“The Crustacean Carnival of Fear”
The Pirate Captain, fresh from an adventure battling Black Bellamy, takes his crew ashore in London, where he is mistaken for Karl Marx, on account of his enormous flowing beard, and arrested. Friedrich Engels comes to his rescue on the condition that the Pirate Captain takes up his business proposition…
I can’t decide whether this is a children’s book or not. On the one hand, the tone seems very much intended for children, and there are basic explanations of historical events/cultural points which appear pitched at an 8-10-year-old level; on the other hand, there are sly cultural references which would go sailing over kids’ heads and are, I suspect, included for the benefit of the weary adult reading the book with a child. I gave up on it after 78 pages not because I wasn’t enjoying it, but because it was just too basic and I lost some patience.

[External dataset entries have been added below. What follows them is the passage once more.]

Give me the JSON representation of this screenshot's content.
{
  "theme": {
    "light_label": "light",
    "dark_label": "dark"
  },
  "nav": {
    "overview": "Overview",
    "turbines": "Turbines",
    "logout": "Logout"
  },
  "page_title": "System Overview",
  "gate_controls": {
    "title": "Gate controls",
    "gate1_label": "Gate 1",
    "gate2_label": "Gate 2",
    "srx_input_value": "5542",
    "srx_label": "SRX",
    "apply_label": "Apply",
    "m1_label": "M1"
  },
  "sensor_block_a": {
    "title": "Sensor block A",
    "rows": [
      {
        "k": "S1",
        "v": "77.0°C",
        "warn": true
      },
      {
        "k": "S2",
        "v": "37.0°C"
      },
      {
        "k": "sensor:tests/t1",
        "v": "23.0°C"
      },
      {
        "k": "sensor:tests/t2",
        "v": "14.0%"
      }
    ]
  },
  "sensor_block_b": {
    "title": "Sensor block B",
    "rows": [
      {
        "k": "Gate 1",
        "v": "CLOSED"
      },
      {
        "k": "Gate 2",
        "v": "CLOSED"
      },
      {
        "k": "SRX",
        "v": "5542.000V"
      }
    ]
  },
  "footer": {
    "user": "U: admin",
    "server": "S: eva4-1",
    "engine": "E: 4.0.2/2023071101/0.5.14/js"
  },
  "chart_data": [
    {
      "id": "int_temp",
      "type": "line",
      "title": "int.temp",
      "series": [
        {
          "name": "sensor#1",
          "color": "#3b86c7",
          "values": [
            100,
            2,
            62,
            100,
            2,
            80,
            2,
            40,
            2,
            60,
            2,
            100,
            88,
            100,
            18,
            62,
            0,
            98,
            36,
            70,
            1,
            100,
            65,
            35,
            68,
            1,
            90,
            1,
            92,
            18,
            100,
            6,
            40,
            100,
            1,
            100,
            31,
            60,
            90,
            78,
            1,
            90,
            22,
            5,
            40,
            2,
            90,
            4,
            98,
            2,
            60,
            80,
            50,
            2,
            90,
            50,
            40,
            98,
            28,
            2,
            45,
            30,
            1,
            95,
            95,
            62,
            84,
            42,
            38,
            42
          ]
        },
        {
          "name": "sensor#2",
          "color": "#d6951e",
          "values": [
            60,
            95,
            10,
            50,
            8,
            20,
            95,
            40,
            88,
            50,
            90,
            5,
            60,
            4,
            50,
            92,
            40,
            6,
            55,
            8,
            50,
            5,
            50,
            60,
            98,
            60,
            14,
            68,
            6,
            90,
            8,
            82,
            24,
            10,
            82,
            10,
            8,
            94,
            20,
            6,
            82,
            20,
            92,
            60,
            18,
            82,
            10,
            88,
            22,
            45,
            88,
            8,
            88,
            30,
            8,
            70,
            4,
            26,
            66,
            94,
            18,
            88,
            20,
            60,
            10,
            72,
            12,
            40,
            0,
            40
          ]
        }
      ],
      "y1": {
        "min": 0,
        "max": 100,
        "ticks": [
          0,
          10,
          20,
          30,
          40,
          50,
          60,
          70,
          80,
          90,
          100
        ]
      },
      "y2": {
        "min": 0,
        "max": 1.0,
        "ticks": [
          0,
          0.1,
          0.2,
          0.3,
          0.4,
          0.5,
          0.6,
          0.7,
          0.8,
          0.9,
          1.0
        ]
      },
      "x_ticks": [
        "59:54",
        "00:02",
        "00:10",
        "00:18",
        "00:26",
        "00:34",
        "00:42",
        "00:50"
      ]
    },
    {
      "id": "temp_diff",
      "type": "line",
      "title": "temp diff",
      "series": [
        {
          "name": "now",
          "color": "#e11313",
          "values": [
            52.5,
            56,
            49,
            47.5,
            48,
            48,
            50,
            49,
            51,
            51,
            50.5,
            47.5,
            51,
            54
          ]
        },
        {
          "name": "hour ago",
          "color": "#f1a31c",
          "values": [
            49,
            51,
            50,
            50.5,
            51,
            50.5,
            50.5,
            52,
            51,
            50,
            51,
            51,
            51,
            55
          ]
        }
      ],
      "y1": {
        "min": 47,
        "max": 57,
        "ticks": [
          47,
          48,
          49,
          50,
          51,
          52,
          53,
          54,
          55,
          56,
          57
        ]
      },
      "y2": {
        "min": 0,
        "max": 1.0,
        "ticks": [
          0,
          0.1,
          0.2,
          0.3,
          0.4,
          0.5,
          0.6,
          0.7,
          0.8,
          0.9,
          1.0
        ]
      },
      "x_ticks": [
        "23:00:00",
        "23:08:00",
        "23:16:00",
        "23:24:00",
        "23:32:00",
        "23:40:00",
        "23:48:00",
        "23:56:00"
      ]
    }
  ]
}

The pirates are whimsically characterized (“the pirate in green”, “the pirate with long legs”, “the albino pirate”, “the pirate with a scarf”) and the Pirate Captain is fun; proud and charismatic, a bit of a show-off. Jennifer proves to be somewhat of a Hermionic (can I claim creation of that word?) character in that she seems to be there to push the Pirate Captain back into line so that he can stay boisterously in character but still progress the plot, but she’s likeable enough.

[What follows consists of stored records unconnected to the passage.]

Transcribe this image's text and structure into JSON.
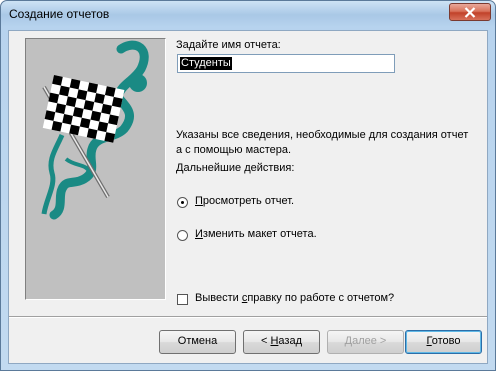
{
  "window": {
    "title": "Создание отчетов"
  },
  "form": {
    "name_label": "Задайте имя отчета:",
    "report_name": "Студенты",
    "info_line1": "Указаны все сведения, необходимые для создания отчет",
    "info_line2": "а с помощью мастера.",
    "next_actions_label": "Дальнейшие действия:",
    "options": [
      {
        "label_u": "П",
        "label_rest": "росмотреть отчет.",
        "selected": true
      },
      {
        "label_u": "И",
        "label_rest": "зменить макет отчета.",
        "selected": false
      }
    ],
    "help_checkbox": {
      "label_before": "Вывести ",
      "label_u": "с",
      "label_rest": "правку по работе с отчетом?",
      "checked": false
    }
  },
  "buttons": {
    "cancel": "Отмена",
    "back_prefix": "< ",
    "back_u": "Н",
    "back_rest": "азад",
    "next_u": "Д",
    "next_rest": "алее >",
    "finish_u": "Г",
    "finish_rest": "отово"
  },
  "colors": {
    "accent": "#1a8a84",
    "flag_dark": "#000000"
  }
}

Defoe writes London cleverly with amusing suggestions (a monkey turns thattriangular sign outside Scotland Yard?) and there are some sparky comments on celebrity, boring speeches and various other themes generally missing from children’s books.